### Data to process ###

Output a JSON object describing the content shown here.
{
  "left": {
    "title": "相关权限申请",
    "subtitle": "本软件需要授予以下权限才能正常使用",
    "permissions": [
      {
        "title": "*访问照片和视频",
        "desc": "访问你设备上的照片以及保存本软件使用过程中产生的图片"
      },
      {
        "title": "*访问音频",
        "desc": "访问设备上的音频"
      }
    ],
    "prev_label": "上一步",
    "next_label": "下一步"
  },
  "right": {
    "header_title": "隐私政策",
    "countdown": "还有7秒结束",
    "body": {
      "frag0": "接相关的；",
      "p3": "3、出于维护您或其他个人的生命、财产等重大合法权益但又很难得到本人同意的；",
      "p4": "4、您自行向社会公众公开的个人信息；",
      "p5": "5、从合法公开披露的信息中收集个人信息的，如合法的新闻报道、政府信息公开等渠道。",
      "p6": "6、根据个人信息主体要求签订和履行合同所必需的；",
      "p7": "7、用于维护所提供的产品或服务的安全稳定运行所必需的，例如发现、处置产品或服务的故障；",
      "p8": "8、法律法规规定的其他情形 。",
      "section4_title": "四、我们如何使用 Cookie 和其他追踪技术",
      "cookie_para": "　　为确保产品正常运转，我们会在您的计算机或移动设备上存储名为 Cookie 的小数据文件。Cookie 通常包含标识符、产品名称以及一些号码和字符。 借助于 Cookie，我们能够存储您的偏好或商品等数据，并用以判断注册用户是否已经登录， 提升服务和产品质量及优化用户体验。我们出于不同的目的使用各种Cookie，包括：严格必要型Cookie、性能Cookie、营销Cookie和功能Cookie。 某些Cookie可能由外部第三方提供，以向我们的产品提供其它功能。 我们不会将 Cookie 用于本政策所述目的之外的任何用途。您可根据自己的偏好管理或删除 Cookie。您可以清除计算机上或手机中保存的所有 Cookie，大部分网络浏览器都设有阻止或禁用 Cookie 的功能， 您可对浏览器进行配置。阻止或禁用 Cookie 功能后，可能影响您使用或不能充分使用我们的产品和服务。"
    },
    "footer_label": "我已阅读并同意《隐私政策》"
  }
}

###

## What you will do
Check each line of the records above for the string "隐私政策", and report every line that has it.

## Response for this exercise
    "header_title": "隐私政策",
    "footer_label": "我已阅读并同意《隐私政策》"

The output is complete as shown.